excavations have recently shown that much of the evolution in Oman
predates the Arab period. The region welcomed Islam during the lifetime
of the Prophet.
During the 18 th and 19 th centuries, the sultans of Muscat were
often powerful figures in Arabia
and East Africa, who often came into conflict with the colonial
powers in the region, predominantly the Portuguese, who first settled
in the 16 th century, in an attempt to protect their eastern trade
Close ties have
been preserved with Britain since 1798, when a treaty of friendship
was concluded. The country was known as Muscat and Oman until the
remains strong but the number of British advisers occupying key
positions in Omani government departments, considerable during the
early days of the present regime, headed by the hereditary ruler,
Sultan Qaboos, has steadily declined and is now limited to a handful
of advisers in key posts.
During the early years of his reign, which began in 1970, Sultan Qaboos’ overruling priority was to deal with
an insurgency in the western part of his kingdom, conducted by the
Popular Front for the Liberation of Oman (PFLO) with the backing
of the People’s Democratic Republic of Yemen (South Yemen,
since unified with North Yemen).
The defeat of the insurgents served to increase
both domestic and foreign pressure on Qaboos to launch democratic
reforms. A series of incremental measures have been introduced to
modernise and liberalise this previous autocratic regime. 2 consultative
assemblies, the Majlis as Shura (which evolved from the old Consultative
Assembly) and the more recently formed Majlis al Dawlah, were originally
groomed to assume the functions of a bicameral parliament at the
turn of the millennium.
This has not happened, nor is it probable to do so for the foreseeable
future. The 2 Majlis have some influence over domestic
affairs, and the franchise that elects them has been steadily expanded
to include all men and women over the age of 21, but no say in foreign
and defence matters.
The most recent poll for the Majlis
as Shura in November 2003 registered little change in its make up,
no formal political parties are allowed but supporters of the Sultan
are in the majority.
Relations with Oman’s
immediate neighbours have been cordial, mainly with Yemen, since
the end of the PFLO insurgency and the unification of Yemen itself.

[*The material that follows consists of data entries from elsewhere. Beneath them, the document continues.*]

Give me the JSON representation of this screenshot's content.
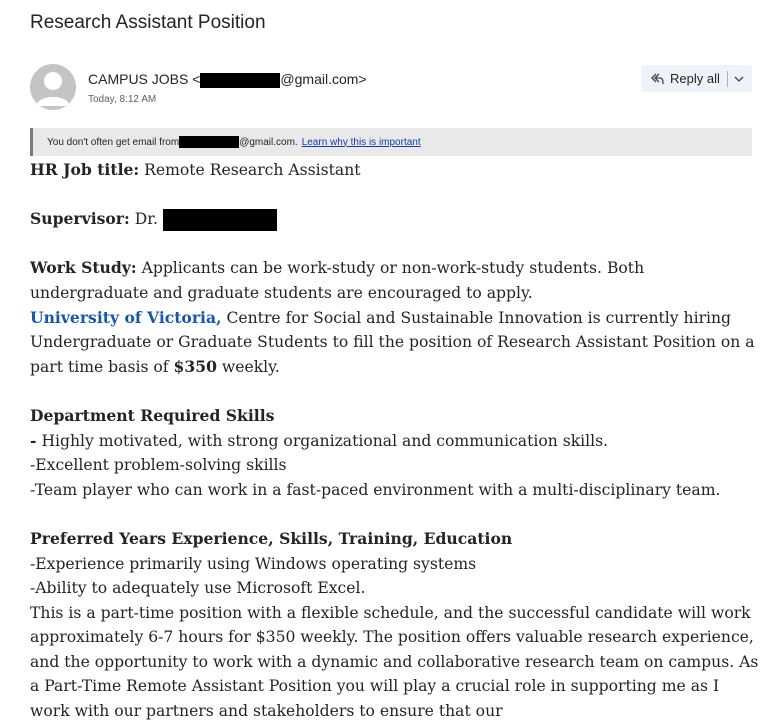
{
  "email": {
    "subject": "Research Assistant Position",
    "sender_name": "CAMPUS JOBS <",
    "sender_domain": "@gmail.com>",
    "timestamp": "Today, 8:12 AM",
    "reply_all_label": "Reply all",
    "notice_text": "You don't often get email from",
    "notice_domain": "@gmail.com.",
    "notice_link": "Learn why this is important",
    "icons": [
      "avatar-person-icon",
      "reply-all-icon",
      "chevron-down-icon"
    ]
  },
  "body": {
    "hr_label": "HR Job title:",
    "hr_value": " Remote Research Assistant",
    "supervisor_label": "Supervisor:",
    "supervisor_value": " Dr. ",
    "work_study_label": "Work Study:",
    "work_study_text": " Applicants can be work-study or non-work-study students. Both undergraduate and graduate students are encouraged to apply.",
    "uvic_name": "University of Victoria,",
    "uvic_text_1": " Centre for Social and Sustainable Innovation is currently hiring Undergraduate or Graduate Students to fill the position of Research Assistant Position on a part time basis of ",
    "pay": "$350",
    "uvic_text_2": " weekly.",
    "dept_heading": "Department Required Skills",
    "dept_dash": "-",
    "dept_item_1": " Highly motivated, with strong organizational and communication skills.",
    "dept_item_2": "-Excellent problem-solving skills",
    "dept_item_3": "-Team player who can work in a fast-paced environment with a multi-disciplinary team.",
    "pref_heading": "Preferred Years Experience, Skills, Training, Education",
    "pref_item_1": "-Experience primarily using Windows operating systems",
    "pref_item_2": "-Ability to adequately use Microsoft Excel.",
    "closing_text": "This is a part-time position with a flexible schedule, and the successful candidate will work approximately 6-7 hours for $350  weekly. The position offers valuable research experience, and the opportunity to work with a dynamic and collaborative research team on campus.  As a Part-Time Remote Assistant Position you will play a crucial role in supporting me as I work with our partners and stakeholders to ensure that our"
  }
}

In recent years, Omani concerns have been focused further afield.
In 1981, Oman was a founder member of the Gulf Co operation Council
and has played a leading role in promoting its growing involvement
in regional security issues. Oman’s strategic importance to
the West has been underlined throughout the last 2 decades as it
has been used as a staging post for Anglo-American military, naval
and air operations during the Iran-Iraq War, the counter-invasion
of Kuwait and, in more recent times, both the assaults on Afghanistan
In 1994, Oman was the 1st Gulf state to establish official relations with Israel. Since 1998, it has also
developed good relations with Iran, now extending as far as mutual
security co operation in the Gulf.